SOURCE MATERIAL:
^^^^
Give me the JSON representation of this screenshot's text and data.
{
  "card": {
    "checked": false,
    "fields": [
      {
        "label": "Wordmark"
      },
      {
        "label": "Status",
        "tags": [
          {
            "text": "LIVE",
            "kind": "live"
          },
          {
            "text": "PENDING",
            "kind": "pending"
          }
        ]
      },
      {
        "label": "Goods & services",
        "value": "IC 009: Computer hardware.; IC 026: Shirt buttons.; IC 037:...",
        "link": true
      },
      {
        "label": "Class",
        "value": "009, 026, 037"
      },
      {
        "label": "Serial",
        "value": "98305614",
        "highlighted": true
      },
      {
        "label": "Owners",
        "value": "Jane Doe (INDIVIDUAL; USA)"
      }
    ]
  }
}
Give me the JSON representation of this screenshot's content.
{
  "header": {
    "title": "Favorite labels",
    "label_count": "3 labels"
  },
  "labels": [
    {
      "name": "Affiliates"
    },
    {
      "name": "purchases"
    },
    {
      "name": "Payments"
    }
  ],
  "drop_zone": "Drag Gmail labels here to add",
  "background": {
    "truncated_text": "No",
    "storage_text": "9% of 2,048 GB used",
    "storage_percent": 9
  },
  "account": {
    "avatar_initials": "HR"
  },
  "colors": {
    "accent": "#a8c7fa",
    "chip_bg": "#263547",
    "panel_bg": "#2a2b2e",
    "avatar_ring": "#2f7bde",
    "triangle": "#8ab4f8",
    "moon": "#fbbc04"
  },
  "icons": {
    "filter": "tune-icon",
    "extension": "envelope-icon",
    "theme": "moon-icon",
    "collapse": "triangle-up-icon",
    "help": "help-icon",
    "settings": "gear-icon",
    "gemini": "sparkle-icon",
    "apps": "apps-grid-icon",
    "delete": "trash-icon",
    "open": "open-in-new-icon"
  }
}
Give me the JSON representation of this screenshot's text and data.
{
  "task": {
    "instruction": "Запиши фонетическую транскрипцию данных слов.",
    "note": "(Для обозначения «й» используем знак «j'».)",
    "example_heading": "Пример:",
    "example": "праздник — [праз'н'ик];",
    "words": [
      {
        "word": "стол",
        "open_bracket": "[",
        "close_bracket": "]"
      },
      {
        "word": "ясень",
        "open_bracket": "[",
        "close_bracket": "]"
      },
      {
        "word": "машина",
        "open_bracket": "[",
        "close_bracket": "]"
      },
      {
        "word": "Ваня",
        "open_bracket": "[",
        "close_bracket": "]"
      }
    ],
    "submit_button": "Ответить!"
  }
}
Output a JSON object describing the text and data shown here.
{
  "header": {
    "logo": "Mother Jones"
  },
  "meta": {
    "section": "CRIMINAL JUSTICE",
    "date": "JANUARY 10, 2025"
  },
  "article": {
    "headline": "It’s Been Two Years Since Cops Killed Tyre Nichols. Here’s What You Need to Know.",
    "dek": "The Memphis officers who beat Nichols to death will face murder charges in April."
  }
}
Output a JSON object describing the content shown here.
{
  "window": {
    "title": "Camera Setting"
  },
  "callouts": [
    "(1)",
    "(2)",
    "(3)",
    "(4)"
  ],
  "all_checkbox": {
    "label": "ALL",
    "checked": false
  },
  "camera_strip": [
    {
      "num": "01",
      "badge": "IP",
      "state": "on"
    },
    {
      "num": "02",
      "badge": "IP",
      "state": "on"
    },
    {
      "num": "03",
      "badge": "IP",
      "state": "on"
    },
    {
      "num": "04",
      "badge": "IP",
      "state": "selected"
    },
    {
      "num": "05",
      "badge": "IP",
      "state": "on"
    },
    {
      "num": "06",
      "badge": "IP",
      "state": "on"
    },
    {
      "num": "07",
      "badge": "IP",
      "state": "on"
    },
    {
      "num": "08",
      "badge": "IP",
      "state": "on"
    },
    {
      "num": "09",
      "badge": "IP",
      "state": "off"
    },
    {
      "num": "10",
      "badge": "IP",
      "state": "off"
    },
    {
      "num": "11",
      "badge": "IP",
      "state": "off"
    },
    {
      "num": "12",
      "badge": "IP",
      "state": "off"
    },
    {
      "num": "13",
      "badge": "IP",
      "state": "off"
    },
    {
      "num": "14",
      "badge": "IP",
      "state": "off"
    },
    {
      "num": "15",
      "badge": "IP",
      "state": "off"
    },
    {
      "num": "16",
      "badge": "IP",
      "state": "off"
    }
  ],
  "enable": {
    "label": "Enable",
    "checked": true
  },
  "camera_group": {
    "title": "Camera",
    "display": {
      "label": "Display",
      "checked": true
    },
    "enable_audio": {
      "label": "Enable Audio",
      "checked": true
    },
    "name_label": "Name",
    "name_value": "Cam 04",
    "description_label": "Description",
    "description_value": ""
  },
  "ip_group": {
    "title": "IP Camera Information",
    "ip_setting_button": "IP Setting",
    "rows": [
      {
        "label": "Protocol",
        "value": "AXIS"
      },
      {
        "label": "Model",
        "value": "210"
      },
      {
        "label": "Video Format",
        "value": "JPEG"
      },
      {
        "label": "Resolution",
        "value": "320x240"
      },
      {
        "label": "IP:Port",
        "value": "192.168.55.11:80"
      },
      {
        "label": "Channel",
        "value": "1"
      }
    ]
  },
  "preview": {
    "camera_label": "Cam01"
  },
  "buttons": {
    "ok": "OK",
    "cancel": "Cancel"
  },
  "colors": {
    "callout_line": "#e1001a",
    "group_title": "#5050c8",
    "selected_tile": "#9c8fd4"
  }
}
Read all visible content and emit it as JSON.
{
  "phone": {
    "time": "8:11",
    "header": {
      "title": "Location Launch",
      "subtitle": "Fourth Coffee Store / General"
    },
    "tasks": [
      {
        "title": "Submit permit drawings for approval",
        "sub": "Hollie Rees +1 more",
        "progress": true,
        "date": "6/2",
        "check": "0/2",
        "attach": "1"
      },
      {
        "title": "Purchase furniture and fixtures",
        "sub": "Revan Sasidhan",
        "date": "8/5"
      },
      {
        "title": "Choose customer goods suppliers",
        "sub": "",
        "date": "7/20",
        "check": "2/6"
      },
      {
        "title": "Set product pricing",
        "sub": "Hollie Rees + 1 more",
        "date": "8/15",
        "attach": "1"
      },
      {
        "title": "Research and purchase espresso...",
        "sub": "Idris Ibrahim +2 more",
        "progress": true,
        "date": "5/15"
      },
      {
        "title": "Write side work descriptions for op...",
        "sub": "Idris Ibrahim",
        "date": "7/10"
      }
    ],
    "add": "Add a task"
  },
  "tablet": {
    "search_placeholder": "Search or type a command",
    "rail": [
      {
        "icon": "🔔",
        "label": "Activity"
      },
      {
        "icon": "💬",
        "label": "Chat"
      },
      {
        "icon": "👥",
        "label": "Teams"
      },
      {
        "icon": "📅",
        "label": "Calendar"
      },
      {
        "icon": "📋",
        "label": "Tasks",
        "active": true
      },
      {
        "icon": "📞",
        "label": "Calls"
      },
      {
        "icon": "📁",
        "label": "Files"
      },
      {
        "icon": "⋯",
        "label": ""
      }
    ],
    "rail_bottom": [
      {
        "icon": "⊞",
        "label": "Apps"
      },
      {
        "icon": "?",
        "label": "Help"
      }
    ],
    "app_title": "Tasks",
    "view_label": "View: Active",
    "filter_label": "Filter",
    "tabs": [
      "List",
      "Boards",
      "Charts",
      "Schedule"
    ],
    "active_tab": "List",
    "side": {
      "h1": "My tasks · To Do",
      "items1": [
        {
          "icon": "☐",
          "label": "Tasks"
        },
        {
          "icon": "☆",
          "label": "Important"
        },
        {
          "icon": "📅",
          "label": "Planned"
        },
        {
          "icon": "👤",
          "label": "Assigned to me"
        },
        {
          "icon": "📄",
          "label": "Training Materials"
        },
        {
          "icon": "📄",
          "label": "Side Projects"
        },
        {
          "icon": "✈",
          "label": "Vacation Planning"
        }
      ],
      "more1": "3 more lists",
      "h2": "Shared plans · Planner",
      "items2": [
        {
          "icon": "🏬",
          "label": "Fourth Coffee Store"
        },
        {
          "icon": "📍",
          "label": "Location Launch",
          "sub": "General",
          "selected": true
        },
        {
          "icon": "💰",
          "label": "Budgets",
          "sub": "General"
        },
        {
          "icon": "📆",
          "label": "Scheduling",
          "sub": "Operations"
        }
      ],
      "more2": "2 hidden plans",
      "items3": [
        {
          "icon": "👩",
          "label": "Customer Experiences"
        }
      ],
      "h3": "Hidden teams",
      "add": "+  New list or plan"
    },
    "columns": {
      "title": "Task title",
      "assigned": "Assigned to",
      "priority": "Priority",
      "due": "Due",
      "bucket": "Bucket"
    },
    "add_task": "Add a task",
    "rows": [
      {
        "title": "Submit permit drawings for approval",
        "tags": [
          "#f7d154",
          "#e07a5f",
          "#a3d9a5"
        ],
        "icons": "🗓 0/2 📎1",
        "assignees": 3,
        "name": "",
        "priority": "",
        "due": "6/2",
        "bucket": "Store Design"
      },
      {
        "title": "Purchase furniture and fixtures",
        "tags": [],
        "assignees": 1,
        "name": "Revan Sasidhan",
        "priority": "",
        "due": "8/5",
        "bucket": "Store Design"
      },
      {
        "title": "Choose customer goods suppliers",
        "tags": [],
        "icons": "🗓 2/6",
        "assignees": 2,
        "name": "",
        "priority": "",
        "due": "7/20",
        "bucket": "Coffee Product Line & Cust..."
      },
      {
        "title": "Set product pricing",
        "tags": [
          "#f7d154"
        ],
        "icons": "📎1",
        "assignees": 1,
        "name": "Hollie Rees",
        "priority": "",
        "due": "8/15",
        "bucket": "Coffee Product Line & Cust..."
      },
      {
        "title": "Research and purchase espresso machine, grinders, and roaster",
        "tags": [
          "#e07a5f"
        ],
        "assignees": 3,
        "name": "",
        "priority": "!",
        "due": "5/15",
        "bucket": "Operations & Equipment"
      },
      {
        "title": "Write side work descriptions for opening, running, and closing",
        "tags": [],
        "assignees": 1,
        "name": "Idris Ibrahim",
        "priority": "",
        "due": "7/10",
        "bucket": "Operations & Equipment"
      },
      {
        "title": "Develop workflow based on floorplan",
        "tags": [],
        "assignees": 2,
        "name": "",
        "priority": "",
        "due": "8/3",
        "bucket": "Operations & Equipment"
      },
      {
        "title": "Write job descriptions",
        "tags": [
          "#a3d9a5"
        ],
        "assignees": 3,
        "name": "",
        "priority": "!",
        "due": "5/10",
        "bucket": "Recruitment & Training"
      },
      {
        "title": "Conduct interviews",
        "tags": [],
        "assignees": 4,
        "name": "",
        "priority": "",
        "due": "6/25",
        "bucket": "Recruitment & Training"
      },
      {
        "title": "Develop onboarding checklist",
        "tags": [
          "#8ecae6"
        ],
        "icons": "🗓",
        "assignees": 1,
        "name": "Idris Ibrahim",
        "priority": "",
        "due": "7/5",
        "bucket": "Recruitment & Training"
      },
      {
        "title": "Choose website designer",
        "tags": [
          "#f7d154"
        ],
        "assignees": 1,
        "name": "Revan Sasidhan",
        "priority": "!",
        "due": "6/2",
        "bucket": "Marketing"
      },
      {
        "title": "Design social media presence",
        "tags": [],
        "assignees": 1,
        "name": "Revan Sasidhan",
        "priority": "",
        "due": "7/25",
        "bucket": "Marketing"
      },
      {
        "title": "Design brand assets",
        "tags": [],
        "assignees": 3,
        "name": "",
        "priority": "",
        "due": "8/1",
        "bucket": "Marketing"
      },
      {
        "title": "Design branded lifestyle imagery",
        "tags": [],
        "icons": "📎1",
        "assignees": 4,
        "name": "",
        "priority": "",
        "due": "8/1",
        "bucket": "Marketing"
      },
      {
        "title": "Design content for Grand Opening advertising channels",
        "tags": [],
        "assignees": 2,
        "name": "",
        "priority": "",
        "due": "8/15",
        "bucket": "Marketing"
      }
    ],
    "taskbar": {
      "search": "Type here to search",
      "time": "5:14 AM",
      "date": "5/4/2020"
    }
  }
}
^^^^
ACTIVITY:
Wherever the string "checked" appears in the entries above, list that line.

TASK OUTPUT:
    "checked": false,
    "checked": false
    "checked": true
      "checked": true
      "checked": true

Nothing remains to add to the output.